Trump To Send More Troops To Afghanistan

FILE - In this April 17, 2017, file photo, a U.S. soldier patrols in Asad Khil village near the site of a U.S. bombing in the Achin district of Jalalabad, east of Kabul, Afghanistan. As the administration of President Donald Trump weighs sending more troops to Afghanistan, the 16-year war grinds on in bloody stalemate. Afghan soldiers are suffering what Pentagon auditors call “shockingly high” battlefield casualties, and prospects are narrowing for a negotiated peace settlement with the Taliban.
A U.S. soldier patrols in Asad Khil village near the site of a U.S. bombing in the Achin district of Jalalabad, east of Kabul, Afghanistan. As the administration of President Donald Trump plans to send more troops to Afghanistan, the 16-year war grinds on in bloody stalemate. Rahmat Gul / AP Photo
FILE - In this April 17, 2017, file photo, a U.S. soldier patrols in Asad Khil village near the site of a U.S. bombing in the Achin district of Jalalabad, east of Kabul, Afghanistan. As the administration of President Donald Trump weighs sending more troops to Afghanistan, the 16-year war grinds on in bloody stalemate. Afghan soldiers are suffering what Pentagon auditors call “shockingly high” battlefield casualties, and prospects are narrowing for a negotiated peace settlement with the Taliban.
A U.S. soldier patrols in Asad Khil village near the site of a U.S. bombing in the Achin district of Jalalabad, east of Kabul, Afghanistan. As the administration of President Donald Trump plans to send more troops to Afghanistan, the 16-year war grinds on in bloody stalemate. Rahmat Gul / AP Photo
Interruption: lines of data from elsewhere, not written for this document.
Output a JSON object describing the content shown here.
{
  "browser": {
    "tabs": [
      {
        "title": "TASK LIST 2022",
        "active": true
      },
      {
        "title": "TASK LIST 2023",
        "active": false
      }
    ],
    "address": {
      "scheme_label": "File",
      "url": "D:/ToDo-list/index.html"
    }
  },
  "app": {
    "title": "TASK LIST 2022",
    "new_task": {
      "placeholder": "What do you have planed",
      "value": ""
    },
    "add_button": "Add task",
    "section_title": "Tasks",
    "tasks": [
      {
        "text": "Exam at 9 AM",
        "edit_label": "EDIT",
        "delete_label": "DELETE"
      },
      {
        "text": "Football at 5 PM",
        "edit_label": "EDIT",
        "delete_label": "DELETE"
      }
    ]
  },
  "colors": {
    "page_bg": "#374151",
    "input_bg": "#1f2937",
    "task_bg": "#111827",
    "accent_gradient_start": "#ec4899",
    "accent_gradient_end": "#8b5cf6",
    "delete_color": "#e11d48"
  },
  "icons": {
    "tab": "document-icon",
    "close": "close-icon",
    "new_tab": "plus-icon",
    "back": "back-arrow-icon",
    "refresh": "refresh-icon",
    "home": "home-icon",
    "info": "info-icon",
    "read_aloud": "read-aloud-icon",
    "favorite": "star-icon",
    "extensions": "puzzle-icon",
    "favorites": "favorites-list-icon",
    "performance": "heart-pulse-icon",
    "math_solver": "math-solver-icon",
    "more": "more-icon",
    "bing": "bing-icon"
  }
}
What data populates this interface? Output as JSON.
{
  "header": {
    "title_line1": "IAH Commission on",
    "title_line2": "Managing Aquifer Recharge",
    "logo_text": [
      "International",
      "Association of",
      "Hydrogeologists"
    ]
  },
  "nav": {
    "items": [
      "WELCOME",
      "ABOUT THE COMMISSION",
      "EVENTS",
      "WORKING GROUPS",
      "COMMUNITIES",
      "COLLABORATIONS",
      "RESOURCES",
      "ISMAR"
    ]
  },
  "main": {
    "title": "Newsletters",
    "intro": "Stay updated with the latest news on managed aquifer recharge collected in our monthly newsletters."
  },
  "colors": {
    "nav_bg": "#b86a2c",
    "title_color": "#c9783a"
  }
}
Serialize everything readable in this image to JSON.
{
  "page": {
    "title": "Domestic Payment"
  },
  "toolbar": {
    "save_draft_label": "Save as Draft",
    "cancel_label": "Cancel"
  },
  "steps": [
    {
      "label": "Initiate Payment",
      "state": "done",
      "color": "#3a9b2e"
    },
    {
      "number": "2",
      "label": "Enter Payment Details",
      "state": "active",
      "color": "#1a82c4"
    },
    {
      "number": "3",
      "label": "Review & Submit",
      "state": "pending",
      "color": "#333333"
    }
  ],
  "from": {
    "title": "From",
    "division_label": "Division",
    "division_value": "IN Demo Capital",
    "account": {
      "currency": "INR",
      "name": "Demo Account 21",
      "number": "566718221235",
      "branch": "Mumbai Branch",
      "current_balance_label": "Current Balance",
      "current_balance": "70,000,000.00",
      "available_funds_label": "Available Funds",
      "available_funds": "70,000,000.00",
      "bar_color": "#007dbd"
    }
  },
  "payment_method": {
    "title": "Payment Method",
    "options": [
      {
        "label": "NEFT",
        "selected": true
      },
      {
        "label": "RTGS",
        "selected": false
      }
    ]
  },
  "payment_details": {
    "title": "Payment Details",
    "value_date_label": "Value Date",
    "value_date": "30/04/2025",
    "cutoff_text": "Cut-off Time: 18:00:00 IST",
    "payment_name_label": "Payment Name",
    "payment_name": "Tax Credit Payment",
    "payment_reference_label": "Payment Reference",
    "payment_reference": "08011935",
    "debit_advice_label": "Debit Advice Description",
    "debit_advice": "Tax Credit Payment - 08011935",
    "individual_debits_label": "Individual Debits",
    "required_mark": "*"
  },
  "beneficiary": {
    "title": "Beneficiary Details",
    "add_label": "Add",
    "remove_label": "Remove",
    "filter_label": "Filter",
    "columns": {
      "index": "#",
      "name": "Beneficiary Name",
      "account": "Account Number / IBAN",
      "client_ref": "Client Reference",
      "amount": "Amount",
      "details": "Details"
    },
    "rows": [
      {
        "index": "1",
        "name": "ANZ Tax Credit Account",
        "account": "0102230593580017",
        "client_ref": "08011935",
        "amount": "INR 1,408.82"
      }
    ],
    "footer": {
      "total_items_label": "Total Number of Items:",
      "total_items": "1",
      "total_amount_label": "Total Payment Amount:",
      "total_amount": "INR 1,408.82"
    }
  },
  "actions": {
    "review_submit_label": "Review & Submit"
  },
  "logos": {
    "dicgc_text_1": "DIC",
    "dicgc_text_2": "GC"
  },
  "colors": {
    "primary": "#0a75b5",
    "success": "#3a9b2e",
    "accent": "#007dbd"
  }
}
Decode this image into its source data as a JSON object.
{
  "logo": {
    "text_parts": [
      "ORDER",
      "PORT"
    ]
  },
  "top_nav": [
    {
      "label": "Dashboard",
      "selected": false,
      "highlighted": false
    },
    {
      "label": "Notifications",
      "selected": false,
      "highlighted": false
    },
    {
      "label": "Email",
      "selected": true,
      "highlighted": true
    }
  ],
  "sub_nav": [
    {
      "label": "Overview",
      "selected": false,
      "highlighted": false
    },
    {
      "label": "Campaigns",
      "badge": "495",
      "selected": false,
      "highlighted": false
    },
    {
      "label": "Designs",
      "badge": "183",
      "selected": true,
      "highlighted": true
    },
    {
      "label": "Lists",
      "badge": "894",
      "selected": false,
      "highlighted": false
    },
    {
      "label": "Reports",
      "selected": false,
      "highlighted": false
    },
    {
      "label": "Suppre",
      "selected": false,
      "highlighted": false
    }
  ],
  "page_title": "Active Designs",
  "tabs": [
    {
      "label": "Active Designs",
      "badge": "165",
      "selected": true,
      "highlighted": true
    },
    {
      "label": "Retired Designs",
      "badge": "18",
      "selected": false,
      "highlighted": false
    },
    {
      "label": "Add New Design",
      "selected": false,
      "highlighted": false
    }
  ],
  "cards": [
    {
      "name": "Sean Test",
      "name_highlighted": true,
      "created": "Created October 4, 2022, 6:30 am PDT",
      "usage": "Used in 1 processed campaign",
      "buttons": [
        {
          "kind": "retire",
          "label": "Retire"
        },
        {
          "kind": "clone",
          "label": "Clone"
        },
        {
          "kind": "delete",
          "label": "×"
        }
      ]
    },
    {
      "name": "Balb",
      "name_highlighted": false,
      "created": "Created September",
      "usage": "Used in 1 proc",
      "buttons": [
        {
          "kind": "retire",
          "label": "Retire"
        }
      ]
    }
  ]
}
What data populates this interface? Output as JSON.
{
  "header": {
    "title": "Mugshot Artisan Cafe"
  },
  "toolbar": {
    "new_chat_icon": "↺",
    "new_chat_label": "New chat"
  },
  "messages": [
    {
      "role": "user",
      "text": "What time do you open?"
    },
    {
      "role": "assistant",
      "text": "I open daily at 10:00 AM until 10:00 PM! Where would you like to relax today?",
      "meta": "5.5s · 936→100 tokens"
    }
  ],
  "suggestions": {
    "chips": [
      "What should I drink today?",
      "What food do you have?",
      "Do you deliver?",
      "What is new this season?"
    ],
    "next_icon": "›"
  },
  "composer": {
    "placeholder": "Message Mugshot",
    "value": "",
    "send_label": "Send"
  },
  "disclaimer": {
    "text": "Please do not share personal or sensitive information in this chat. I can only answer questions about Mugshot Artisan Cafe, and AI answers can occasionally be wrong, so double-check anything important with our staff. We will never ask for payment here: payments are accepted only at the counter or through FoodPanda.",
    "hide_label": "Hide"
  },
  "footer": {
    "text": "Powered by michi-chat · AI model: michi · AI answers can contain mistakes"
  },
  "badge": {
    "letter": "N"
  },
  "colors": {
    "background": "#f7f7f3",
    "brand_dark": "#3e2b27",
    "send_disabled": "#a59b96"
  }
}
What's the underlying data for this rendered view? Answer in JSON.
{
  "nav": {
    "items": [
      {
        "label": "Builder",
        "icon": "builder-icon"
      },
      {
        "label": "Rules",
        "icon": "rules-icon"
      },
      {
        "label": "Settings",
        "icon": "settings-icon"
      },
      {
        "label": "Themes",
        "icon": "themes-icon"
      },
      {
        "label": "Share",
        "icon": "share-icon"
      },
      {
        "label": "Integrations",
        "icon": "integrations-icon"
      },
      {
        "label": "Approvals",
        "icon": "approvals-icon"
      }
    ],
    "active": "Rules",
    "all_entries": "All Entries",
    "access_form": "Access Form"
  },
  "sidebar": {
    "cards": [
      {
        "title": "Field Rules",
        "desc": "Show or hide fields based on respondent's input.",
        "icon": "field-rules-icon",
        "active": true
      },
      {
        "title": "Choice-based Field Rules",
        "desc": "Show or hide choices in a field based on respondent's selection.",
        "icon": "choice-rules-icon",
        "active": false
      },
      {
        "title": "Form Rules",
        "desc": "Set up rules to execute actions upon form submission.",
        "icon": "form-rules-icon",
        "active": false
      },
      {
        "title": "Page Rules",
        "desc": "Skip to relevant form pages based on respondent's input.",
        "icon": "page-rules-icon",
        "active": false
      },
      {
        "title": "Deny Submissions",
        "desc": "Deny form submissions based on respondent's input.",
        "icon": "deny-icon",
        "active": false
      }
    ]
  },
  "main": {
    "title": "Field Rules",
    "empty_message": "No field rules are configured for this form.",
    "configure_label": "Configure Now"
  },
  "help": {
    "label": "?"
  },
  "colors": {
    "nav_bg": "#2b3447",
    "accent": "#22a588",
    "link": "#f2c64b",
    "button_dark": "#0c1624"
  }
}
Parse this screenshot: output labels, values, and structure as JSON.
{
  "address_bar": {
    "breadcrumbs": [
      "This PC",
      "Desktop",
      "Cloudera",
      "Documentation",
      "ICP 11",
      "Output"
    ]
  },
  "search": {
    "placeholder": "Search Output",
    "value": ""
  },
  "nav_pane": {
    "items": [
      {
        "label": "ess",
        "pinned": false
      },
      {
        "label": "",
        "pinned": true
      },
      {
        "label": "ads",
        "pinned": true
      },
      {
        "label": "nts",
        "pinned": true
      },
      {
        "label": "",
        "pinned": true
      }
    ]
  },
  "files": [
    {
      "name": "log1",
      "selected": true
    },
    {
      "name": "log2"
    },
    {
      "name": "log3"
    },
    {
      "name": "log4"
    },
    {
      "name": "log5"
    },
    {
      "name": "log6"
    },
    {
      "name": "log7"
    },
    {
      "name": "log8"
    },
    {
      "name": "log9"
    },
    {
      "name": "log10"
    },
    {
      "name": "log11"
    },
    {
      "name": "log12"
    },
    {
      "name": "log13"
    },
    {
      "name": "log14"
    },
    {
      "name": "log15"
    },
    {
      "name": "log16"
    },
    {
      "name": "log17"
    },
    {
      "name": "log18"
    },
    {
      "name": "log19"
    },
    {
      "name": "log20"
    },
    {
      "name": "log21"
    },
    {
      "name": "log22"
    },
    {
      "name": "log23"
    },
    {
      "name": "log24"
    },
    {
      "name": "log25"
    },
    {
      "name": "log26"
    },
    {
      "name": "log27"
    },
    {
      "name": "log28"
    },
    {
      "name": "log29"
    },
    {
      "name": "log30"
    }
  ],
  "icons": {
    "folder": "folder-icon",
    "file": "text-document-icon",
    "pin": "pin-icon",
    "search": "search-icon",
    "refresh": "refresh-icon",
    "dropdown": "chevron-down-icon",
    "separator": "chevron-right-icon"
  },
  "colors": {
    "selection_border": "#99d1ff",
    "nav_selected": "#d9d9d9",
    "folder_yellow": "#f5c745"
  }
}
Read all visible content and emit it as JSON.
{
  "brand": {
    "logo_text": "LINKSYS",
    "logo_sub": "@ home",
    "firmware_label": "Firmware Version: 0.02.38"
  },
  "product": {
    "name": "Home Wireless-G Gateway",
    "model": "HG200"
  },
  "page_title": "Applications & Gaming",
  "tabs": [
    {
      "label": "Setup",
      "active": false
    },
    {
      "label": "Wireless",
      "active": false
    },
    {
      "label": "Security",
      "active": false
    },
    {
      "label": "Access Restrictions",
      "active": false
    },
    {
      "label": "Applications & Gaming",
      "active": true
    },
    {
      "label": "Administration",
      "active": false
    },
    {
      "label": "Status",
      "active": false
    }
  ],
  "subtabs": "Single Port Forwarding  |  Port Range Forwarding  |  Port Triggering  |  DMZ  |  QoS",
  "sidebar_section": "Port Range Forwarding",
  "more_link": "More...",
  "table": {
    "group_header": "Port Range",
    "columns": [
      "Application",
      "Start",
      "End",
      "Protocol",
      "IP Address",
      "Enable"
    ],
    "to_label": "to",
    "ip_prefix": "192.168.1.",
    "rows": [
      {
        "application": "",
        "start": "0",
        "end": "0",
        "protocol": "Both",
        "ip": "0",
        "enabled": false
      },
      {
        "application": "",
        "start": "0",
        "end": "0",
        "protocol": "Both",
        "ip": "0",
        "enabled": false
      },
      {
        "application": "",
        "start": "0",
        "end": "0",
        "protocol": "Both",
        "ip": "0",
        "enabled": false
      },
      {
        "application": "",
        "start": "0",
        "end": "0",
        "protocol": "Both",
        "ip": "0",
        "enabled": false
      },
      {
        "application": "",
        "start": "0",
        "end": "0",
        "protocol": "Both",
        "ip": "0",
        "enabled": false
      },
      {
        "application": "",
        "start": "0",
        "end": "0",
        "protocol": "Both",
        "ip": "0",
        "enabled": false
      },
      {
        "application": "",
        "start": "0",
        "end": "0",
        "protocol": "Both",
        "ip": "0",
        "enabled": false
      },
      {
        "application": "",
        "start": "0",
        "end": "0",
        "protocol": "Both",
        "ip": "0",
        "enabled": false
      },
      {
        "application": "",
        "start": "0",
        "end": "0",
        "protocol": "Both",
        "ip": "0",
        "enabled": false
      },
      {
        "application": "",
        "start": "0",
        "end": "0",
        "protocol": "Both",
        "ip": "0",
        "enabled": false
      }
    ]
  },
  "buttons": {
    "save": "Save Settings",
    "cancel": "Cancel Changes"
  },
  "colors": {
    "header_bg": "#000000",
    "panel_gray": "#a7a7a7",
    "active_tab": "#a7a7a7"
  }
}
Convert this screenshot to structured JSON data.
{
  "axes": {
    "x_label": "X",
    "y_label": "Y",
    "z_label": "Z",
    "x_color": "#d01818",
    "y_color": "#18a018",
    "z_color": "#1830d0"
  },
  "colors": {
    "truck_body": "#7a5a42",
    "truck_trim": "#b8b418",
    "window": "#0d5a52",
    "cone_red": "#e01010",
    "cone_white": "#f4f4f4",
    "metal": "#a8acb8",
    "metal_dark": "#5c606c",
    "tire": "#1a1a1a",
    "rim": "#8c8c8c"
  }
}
Trump To Send More Troops To Afghanistan

President Donald Trump plans to send as many as 5,000 American troops to Afghanistan. Meanwhile, Afghan warlord Gulbuddin Hekmatyar has returned to the country after nearly 20 years in exile. The peace deal that facilitated his return is viewed by many observers as a model for lasting peace in the country.

For more on the possibilities for peace and security in Afghanistan we turn to Barnett Rubin, senior fellow and associate director of the Afghanistan Pakistan Regional Program at New York University’s Center on International Cooperation.